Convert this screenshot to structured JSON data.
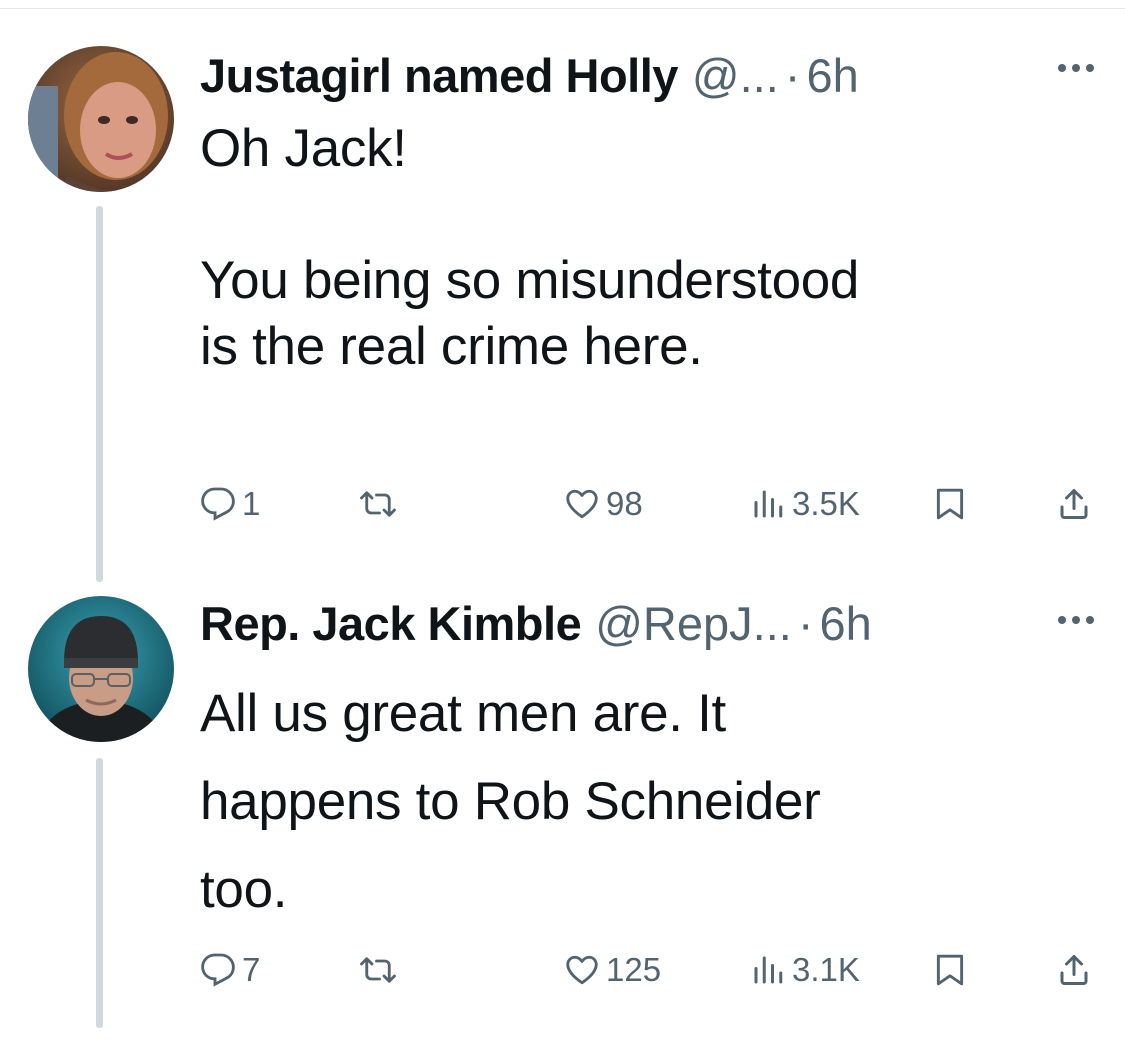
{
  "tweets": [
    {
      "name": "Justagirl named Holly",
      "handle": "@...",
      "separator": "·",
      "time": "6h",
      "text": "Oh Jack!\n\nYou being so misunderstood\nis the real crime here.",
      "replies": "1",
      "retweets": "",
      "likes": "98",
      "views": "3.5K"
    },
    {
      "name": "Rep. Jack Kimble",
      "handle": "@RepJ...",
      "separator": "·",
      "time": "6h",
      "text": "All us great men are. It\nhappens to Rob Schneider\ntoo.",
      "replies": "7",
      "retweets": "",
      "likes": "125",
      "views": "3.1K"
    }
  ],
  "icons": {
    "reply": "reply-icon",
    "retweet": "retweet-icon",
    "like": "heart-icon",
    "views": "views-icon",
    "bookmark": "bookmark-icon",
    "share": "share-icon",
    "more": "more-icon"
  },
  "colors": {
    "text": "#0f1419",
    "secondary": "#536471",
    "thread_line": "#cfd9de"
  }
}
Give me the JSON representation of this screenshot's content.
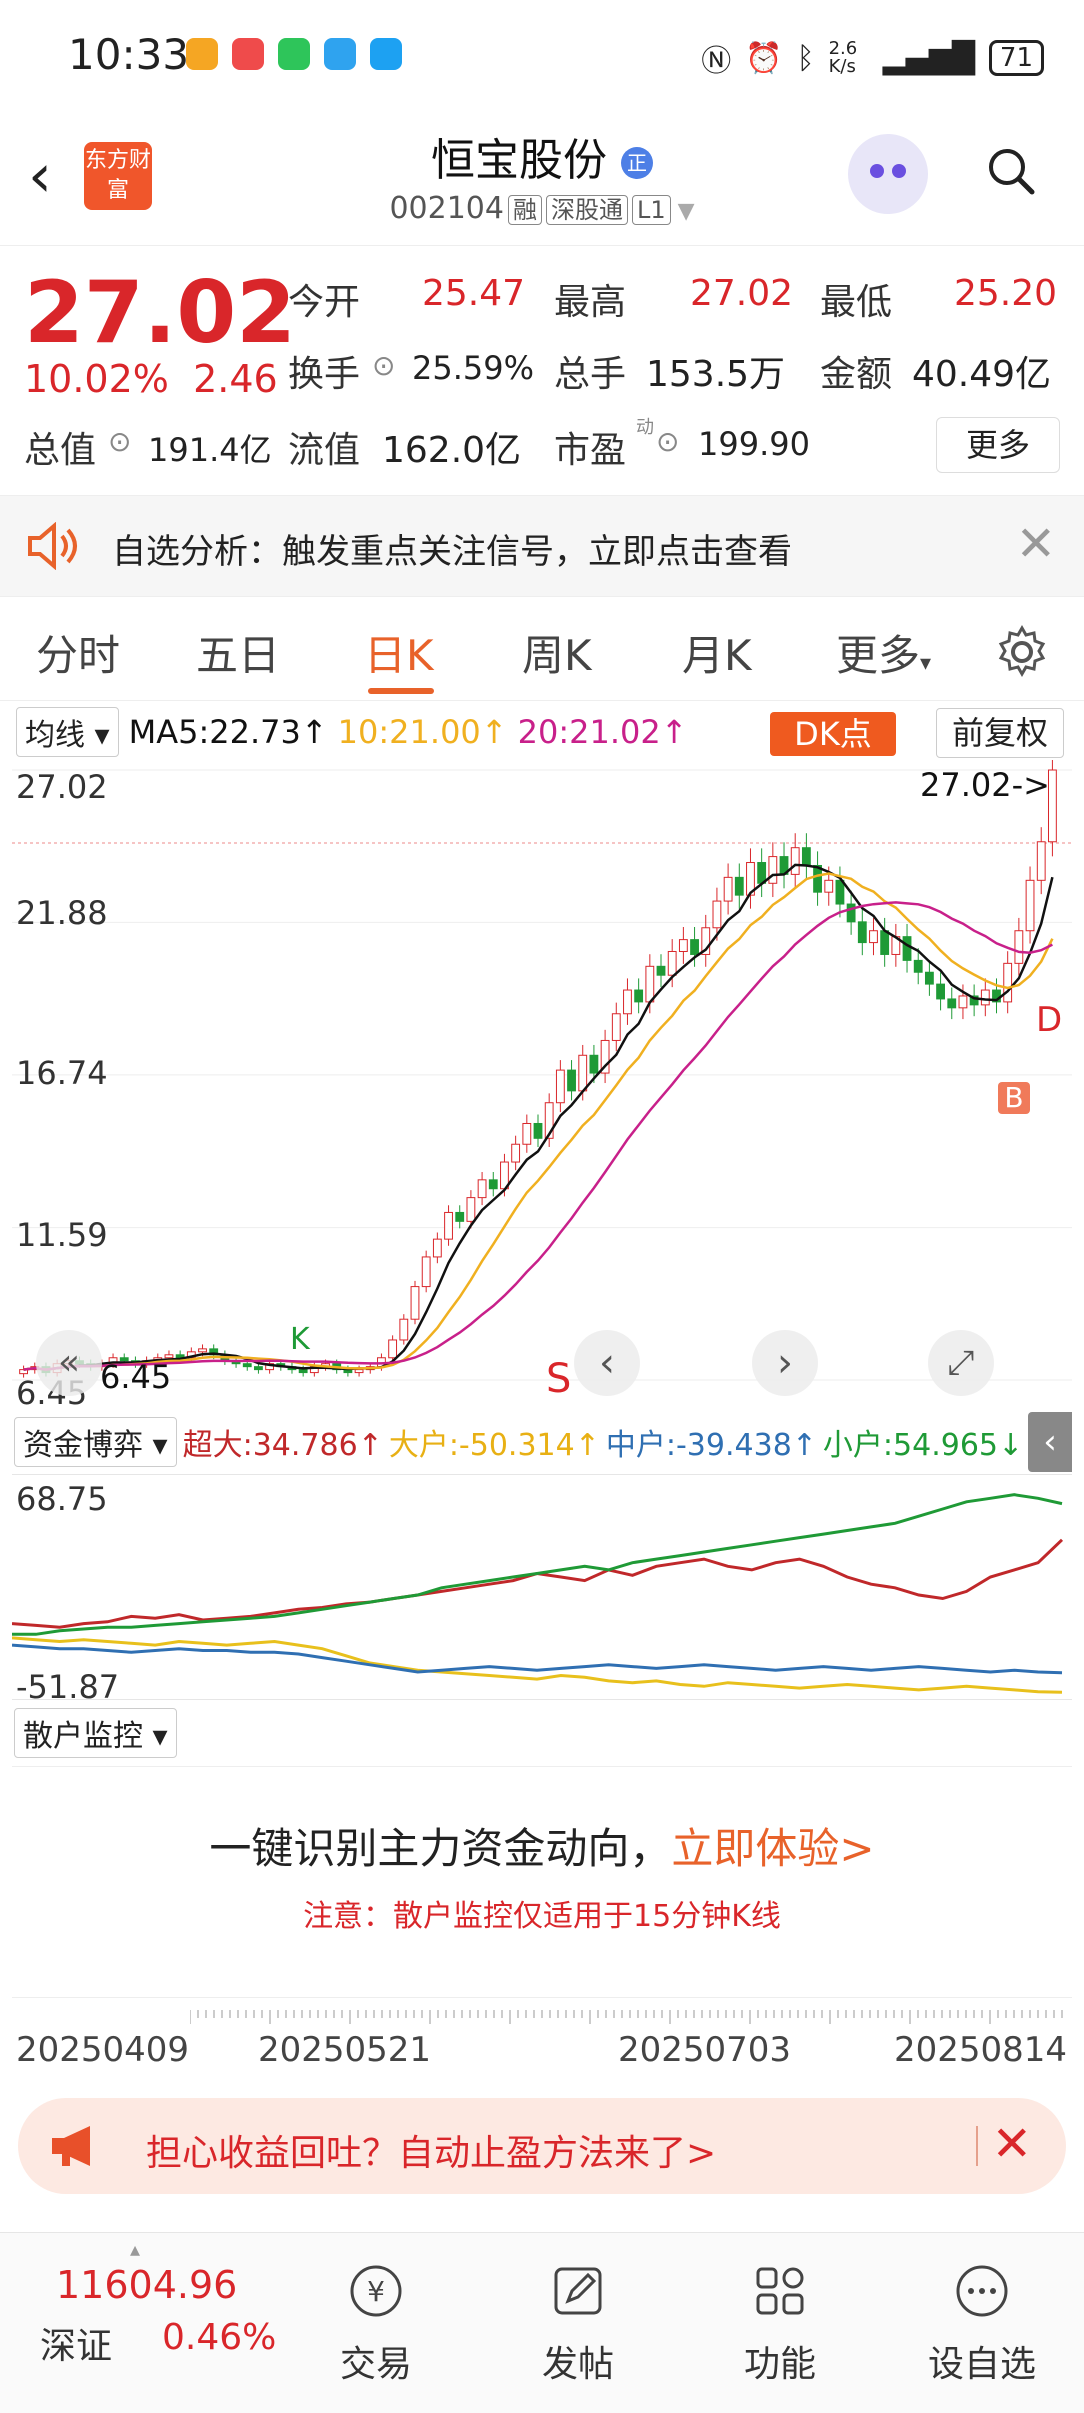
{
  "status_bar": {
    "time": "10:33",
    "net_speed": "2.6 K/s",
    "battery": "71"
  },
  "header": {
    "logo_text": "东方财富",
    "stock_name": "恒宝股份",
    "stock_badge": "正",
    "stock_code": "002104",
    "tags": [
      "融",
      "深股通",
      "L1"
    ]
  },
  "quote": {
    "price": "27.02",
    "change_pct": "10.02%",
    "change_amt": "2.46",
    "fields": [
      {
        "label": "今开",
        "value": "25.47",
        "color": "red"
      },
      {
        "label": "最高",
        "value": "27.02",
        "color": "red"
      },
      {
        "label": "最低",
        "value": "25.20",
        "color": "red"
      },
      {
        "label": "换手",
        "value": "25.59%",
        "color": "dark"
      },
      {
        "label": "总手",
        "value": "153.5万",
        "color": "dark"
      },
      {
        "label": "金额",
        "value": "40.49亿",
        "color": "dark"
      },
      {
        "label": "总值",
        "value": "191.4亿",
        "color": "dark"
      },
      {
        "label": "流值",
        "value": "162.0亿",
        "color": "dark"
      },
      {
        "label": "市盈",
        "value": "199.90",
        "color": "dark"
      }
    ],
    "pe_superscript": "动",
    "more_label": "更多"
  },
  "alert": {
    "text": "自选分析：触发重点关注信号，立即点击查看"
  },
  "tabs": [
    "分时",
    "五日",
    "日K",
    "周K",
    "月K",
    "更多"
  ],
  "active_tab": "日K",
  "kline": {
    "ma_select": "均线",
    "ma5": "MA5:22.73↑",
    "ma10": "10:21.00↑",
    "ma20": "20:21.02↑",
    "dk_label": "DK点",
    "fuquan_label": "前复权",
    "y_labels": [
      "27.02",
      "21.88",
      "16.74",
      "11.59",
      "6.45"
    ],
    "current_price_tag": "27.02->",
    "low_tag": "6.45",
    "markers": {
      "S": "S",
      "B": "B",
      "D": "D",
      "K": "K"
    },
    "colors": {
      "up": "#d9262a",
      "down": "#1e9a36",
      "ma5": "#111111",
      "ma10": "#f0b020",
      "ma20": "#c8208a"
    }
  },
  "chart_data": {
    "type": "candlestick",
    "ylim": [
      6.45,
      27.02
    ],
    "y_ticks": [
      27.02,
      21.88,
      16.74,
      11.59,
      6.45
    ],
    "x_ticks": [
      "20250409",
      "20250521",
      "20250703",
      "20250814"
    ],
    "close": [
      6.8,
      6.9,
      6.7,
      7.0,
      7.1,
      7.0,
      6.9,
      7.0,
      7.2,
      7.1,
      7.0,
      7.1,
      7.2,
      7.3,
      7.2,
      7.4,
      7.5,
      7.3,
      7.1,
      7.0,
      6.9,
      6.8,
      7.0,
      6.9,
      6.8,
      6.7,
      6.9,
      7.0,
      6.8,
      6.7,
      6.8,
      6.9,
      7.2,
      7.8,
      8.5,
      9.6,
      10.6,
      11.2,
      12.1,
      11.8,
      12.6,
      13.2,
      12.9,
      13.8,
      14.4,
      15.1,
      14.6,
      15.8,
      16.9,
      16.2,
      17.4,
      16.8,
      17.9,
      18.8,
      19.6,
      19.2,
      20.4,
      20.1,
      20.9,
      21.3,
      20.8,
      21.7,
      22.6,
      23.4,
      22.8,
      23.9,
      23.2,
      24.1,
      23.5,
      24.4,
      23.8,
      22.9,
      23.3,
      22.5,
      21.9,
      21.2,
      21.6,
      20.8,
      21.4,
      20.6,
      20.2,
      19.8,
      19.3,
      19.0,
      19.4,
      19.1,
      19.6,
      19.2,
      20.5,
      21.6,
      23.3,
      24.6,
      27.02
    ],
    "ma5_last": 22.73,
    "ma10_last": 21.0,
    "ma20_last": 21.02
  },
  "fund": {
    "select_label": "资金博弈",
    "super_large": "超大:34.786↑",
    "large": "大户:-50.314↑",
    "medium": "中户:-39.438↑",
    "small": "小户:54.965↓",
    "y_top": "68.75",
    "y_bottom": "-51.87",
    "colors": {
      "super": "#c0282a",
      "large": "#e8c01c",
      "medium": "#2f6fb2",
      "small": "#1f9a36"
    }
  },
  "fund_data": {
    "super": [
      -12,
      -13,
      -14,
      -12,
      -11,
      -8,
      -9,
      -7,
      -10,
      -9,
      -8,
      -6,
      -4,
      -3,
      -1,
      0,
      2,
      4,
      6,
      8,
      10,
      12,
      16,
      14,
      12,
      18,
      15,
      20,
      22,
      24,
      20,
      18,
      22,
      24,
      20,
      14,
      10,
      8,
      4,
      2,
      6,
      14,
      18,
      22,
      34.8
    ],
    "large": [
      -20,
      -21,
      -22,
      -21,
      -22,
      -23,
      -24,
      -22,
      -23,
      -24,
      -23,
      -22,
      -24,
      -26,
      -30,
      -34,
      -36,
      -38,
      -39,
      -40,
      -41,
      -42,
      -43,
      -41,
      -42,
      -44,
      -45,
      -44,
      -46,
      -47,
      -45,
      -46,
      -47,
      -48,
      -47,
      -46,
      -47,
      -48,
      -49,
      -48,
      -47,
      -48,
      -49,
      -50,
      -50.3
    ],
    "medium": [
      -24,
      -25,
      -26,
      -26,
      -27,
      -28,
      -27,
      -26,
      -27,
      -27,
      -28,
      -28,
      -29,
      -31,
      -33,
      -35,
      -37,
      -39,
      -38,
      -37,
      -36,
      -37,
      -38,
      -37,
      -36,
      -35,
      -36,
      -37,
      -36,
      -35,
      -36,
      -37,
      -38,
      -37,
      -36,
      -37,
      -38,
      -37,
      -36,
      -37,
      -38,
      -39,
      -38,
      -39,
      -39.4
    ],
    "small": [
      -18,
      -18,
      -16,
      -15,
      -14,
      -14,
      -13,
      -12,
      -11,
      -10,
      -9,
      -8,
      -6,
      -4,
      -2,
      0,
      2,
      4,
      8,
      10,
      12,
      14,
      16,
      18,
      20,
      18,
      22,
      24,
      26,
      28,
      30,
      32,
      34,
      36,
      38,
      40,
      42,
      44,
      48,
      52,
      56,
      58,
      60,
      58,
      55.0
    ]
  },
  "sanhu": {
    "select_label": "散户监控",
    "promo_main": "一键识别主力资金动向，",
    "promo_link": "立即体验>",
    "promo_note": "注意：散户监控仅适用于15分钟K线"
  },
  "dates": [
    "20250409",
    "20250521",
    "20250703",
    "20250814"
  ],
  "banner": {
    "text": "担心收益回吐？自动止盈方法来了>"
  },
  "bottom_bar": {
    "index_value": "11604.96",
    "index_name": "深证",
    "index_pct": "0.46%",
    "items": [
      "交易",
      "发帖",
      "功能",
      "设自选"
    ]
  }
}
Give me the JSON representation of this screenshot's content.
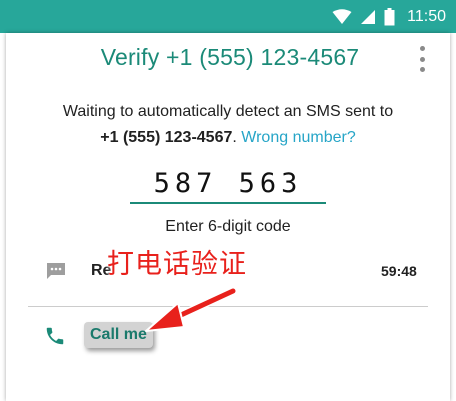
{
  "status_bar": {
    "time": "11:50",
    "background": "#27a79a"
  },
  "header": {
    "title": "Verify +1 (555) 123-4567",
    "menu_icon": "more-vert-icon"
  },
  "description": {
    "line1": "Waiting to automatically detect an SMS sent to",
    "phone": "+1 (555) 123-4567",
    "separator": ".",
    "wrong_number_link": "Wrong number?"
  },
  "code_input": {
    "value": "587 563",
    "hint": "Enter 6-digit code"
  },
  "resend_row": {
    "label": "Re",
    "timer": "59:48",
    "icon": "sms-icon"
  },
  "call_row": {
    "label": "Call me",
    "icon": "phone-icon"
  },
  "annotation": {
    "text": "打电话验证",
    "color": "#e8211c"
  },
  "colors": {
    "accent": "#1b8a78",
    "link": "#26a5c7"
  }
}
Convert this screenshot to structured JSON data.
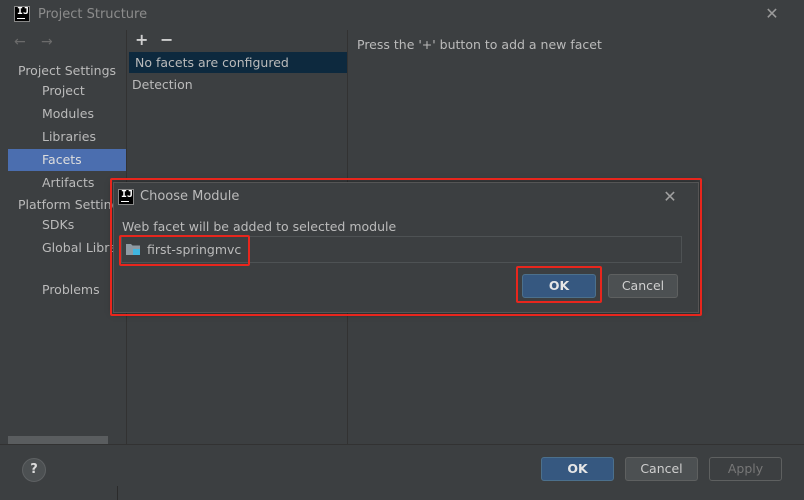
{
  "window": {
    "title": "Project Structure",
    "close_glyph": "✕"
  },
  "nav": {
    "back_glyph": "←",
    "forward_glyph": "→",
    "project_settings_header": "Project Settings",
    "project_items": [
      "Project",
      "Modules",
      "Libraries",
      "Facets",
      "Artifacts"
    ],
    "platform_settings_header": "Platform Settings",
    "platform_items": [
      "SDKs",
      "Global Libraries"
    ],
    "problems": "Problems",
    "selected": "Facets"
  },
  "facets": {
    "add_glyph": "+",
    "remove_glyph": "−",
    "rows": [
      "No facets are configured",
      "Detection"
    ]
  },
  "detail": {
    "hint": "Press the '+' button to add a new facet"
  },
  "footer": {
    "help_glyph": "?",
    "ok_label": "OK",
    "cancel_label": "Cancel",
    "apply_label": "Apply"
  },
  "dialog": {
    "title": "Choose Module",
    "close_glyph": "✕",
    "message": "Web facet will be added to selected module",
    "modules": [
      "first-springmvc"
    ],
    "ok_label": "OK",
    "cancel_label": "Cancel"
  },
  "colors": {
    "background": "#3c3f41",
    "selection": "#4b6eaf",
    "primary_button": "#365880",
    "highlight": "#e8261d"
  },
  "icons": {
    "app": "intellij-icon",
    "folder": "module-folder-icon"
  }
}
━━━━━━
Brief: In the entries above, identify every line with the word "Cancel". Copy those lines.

Expected answer:
    "cancel_label": "Cancel",
    "cancel_label": "Cancel"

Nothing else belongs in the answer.